The train clack-clacked on the rails, the telegraph poles flew past, the locomotive hooted at an occasional crossing, the plume of dark smoke streamed past, and when I looked back the mountains had begun to sink into the western horizon. Ahead and on both sides lay the plains, green with mid-June as far as the eye could reach, gently rolling and without a tree in sight. Here and there was a distant, lonely house, a homesteader’s soddy with its nearby barn and privy, and from time to time there was a lone windmill with its low, round galvanized tank, a watering place for some ranchman’s cattle.
We stopped at a series of small towns, those nearest Denver bright with paint and kempt with care; but the paint diminished and the green of lawns thinned away as we left Denver farther and farther behind. Otherwise the towns were much alike, each with a main street leading down to the railroad station, the street lin
Mother was very quiet. She probably was wondering, as I was, if Flagler would be like these towns, or better, or worse. Of the five years since we left Nebraska, the years on the homestead had been the most difficult she had ever known, years that would mark her character all her life. To me they had been fascinating, though they have shaped my life, too. Father almost died of typhoid fever; we lost our horses when they ate death camass, a poisonous weed; we sometimes had nothing to eat but jack rabbits and cornmeal mush. But there was eventual triumph. Father proved up on the homestead, got a deed signed by President Woodrow Wilson. Then we moved to Brush, the Platte valley town where he had worked as a printer to get out of debt. He took a full-time job and we lived there a year while Father and Mother caught their breath, laid aside a few hundred dollars, and I began to catch up on my schooling.
But Brush was never more than a way station, really. Mother knew that, and so did I when I stopped to think about it. Father wanted to be his own boss, have his own newspaper. So this spring he quit his job and went to look at several papers that were for sale. He chose The Flagler News, bought it, took possession the first of May. He wrote Mother to pack up and move as soon as school was out. The News, he wrote, wasn’t much of a paper now and didn’t have much of a plant, but Flagler was a coming town and he knew he could make good there.
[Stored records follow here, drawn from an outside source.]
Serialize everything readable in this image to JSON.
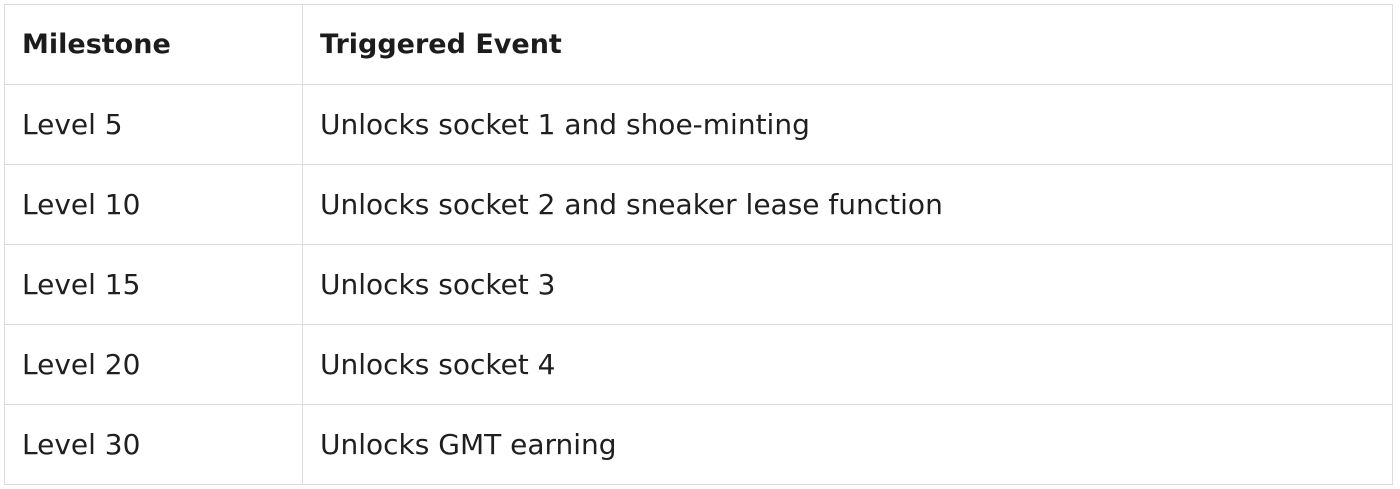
{
  "table": {
    "headers": {
      "milestone": "Milestone",
      "event": "Triggered Event"
    },
    "rows": [
      {
        "milestone": "Level 5",
        "event": "Unlocks socket 1 and shoe-minting"
      },
      {
        "milestone": "Level 10",
        "event": "Unlocks socket 2 and sneaker lease function"
      },
      {
        "milestone": "Level 15",
        "event": "Unlocks socket 3"
      },
      {
        "milestone": "Level 20",
        "event": "Unlocks socket 4"
      },
      {
        "milestone": "Level 30",
        "event": "Unlocks GMT earning"
      }
    ]
  }
}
That was six weeks ago. Now we were on the last leg of our move. To Flagler, whatever it was like.
Somewhere around Deer Trail—that town’s name still fascinates me; I doubt that there has been a deer there in a hundred years—near Deer Trail I saw a jack rabbit loping across the flats with that crooked, leisurely gait as though its legs didn’t quite track. Then I saw the ant hills, a dozen or more of them, two feet across and a foot and a half high. I pointed them out and started to talk about them to Mother. The ants that built such hills fascinated me. I had watched them for hours on the homestead. But Mother hated ants. She shook her head, not wanting to hear me talk about them.
Country Editor's Boy by Hal Borland / History & Fiction have rating 4 out of 5 / Based on32 votes